  • Much of our teaching materials for students is on browser-based sites such as Sharepoint and Schoolbox, helping us to be more device-agnostic
  • Our use of an e-commerce portal (optional) has streamlined major support issues for us by consolidating support through one log/ helpdesk
  • We have been able to use retired College devices as swaps when BYOD devices require extended offsite support
  • Our infrastructure – particularly wireless – has been tweaked and upgraded to cope fairly well with the number and variety of devices.

On the whole we would count the year a success. There were some teething problems with deliveries and collections, and a relative small number of devices have had chronic problems requiring multiple returns, but these have been managed. Mind you, those families affected by the repeated failure of their device have justifiably not considered the year a major success, but we have been able to issue replacement devices and monitor the fairly slow repairs process, providing feedback where helpful.

We are about to begin the second phase of the rollout, with the remaining 3 year levels requiring BYOD in 2016. We are updating the blog, hosting a device information session supported by most vendors (Apple and Microsoft will not accept our invitation to show off their wares, as opposed to HP, who are sending a representative), and opening up the e-commerce portal for orders in Term 4.

On the whole, our transition from College-owned devices to BYOD has been relatively painless.

11 Ways Finland’s Education System Shows Us that “Less is More”.

One could do worse for a framework to review what we all do as educators. Well worth the time to read and reflect.

Filling My Map


When I left my 7th grade math classroom for my Fulbright research assignment in Finland I thought I would come back from this experience with more inspiring, engaging, innovative lessons.  I expected to have great new ideas on how to teach my mathematics curriculum and I would revamp my lessons so that I could include more curriculum, more math and get students to think more, talk more and do more math.

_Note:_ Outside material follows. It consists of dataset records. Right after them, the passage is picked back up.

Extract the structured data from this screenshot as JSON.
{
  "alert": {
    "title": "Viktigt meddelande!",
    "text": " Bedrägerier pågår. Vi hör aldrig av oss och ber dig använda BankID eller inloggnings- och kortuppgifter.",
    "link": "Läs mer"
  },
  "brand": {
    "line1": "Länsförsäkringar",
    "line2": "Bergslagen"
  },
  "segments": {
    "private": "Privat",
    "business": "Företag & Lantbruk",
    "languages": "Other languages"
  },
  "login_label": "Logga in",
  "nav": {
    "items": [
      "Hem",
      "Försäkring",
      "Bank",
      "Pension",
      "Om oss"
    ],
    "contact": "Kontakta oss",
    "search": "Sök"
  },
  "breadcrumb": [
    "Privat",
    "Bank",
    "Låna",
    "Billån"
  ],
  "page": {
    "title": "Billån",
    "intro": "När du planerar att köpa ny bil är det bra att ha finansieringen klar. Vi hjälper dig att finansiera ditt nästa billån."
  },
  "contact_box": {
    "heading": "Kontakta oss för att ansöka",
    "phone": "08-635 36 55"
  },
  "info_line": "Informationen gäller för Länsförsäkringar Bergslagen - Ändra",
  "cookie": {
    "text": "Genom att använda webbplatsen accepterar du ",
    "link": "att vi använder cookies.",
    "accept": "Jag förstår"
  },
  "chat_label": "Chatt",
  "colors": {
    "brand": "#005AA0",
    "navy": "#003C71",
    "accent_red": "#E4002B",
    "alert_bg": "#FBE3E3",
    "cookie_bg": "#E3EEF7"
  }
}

This drive to do more and More and MORE is a state of existence for most teachers in the US….it is engrained in us from day one.  There is a constant pressure to push our students to the next level to have them do bigger and better things.  The lessons have to be more exciting, more engaging and cover more content.  This phenomena  is driven by data, or parents, or administrators or simply by our work-centric society where we…

View original post 3,294 more words

%d bloggers like this: